▶ _The problem_
Working from the entries that follow, retype each one without any alteration.

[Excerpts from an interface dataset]
══════════
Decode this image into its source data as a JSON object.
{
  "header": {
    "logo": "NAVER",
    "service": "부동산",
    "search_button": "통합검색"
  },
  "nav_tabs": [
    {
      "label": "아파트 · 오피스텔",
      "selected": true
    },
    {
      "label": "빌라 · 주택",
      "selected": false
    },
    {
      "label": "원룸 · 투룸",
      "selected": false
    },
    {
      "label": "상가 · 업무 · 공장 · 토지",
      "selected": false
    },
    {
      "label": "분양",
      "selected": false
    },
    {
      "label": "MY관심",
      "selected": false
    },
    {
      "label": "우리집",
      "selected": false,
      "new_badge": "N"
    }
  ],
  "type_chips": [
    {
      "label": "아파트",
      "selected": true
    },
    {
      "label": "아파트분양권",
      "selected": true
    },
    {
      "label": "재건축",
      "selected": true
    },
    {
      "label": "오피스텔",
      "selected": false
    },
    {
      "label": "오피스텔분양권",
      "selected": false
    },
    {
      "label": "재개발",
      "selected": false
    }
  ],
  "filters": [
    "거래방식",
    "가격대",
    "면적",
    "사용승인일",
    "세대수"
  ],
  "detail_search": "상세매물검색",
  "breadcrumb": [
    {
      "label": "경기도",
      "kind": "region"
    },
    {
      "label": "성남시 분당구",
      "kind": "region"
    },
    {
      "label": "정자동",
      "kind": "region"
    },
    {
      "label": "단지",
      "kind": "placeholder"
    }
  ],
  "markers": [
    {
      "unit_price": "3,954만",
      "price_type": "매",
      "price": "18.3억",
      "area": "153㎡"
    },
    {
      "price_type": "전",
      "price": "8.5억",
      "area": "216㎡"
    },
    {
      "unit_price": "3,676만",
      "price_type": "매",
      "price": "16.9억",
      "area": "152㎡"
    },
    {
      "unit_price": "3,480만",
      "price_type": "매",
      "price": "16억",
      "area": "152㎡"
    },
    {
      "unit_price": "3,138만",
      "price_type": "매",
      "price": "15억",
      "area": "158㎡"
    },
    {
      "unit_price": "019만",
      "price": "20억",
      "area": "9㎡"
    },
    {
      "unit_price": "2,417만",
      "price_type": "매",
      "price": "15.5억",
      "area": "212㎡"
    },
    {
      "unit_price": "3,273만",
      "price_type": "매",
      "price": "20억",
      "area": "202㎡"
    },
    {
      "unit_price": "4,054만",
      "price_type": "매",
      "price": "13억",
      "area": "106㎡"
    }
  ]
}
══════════
▶ _Written solution_
Decode this image into its source data as a JSON object.
{
  "header": {
    "logo": "NAVER",
    "service": "부동산",
    "search_button": "통합검색"
  },
  "nav_tabs": [
    {
      "label": "아파트 · 오피스텔",
      "selected": true
    },
    {
      "label": "빌라 · 주택",
      "selected": false
    },
    {
      "label": "원룸 · 투룸",
      "selected": false
    },
    {
      "label": "상가 · 업무 · 공장 · 토지",
      "selected": false
    },
    {
      "label": "분양",
      "selected": false
    },
    {
      "label": "MY관심",
      "selected": false
    },
    {
      "label": "우리집",
      "selected": false,
      "new_badge": "N"
    }
  ],
  "type_chips": [
    {
      "label": "아파트",
      "selected": true
    },
    {
      "label": "아파트분양권",
      "selected": true
    },
    {
      "label": "재건축",
      "selected": true
    },
    {
      "label": "오피스텔",
      "selected": false
    },
    {
      "label": "오피스텔분양권",
      "selected": false
    },
    {
      "label": "재개발",
      "selected": false
    }
  ],
  "filters": [
    "거래방식",
    "가격대",
    "면적",
    "사용승인일",
    "세대수"
  ],
  "detail_search": "상세매물검색",
  "breadcrumb": [
    {
      "label": "경기도",
      "kind": "region"
    },
    {
      "label": "성남시 분당구",
      "kind": "region"
    },
    {
      "label": "정자동",
      "kind": "region"
    },
    {
      "label": "단지",
      "kind": "placeholder"
    }
  ],
  "markers": [
    {
      "unit_price": "3,954만",
      "price_type": "매",
      "price": "18.3억",
      "area": "153㎡"
    },
    {
      "price_type": "전",
      "price": "8.5억",
      "area": "216㎡"
    },
    {
      "unit_price": "3,676만",
      "price_type": "매",
      "price": "16.9억",
      "area": "152㎡"
    },
    {
      "unit_price": "3,480만",
      "price_type": "매",
      "price": "16억",
      "area": "152㎡"
    },
    {
      "unit_price": "3,138만",
      "price_type": "매",
      "price": "15억",
      "area": "158㎡"
    },
    {
      "unit_price": "019만",
      "price": "20억",
      "area": "9㎡"
    },
    {
      "unit_price": "2,417만",
      "price_type": "매",
      "price": "15.5억",
      "area": "212㎡"
    },
    {
      "unit_price": "3,273만",
      "price_type": "매",
      "price": "20억",
      "area": "202㎡"
    },
    {
      "unit_price": "4,054만",
      "price_type": "매",
      "price": "13억",
      "area": "106㎡"
    }
  ]
}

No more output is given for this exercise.